WORK INSTRUCTION.
Read the listing below and copy out each line where the word "Шрифт" occurs.
Segment Open
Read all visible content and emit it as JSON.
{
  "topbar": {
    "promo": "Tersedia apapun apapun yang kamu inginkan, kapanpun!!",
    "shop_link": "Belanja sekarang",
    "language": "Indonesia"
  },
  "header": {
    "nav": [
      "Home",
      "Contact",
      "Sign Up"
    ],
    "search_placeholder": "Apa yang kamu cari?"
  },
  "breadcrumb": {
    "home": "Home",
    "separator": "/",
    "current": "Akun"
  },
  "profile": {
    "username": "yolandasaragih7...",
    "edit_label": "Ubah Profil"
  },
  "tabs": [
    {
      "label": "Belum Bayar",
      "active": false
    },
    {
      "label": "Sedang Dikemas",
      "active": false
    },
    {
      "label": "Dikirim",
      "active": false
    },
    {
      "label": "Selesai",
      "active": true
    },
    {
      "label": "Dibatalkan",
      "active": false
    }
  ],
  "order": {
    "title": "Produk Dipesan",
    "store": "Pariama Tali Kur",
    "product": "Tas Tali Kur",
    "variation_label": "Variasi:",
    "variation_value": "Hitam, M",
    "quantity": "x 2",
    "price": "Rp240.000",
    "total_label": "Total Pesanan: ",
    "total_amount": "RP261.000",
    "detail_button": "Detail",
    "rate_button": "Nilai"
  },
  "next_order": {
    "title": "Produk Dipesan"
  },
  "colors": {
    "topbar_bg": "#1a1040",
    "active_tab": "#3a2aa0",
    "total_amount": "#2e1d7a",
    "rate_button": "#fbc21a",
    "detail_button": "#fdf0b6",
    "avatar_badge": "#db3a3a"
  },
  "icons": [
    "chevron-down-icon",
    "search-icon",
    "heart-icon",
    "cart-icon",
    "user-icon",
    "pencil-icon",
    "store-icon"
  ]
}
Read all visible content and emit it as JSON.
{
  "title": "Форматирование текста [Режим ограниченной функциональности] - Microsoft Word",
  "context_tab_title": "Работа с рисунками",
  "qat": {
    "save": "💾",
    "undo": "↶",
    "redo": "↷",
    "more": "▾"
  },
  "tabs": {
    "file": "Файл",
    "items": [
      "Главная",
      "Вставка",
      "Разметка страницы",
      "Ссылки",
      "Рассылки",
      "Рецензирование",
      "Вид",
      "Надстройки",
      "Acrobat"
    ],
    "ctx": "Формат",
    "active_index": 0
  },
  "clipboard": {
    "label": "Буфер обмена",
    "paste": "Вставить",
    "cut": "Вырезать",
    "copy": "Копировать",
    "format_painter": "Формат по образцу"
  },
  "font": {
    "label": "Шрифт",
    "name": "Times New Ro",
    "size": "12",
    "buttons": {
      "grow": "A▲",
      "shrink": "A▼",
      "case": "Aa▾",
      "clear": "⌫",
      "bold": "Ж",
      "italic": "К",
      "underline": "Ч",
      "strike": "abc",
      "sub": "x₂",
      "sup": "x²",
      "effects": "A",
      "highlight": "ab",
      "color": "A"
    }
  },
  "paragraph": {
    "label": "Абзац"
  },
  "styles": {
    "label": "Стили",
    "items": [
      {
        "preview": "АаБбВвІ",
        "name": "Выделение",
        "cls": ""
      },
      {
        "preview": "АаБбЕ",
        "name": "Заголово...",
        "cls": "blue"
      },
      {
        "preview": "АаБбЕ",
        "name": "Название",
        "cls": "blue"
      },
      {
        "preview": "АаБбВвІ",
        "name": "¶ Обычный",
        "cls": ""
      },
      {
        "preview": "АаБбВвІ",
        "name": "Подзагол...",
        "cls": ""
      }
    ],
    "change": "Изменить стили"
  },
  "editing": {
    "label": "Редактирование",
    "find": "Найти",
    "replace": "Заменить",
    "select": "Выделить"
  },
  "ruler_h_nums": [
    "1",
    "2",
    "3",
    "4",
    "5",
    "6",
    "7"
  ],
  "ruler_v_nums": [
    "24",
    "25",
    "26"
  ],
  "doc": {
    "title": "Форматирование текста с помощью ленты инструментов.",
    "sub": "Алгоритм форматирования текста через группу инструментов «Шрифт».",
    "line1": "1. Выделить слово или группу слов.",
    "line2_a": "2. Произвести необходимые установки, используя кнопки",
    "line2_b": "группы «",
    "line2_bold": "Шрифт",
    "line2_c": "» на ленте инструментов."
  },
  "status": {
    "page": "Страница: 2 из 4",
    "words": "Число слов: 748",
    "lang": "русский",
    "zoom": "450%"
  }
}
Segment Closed
EXERCISE RESPONSE.
    "label": "Шрифт",
    "sub": "Алгоритм форматирования текста через группу инструментов «Шрифт».",
    "line2_bold": "Шрифт",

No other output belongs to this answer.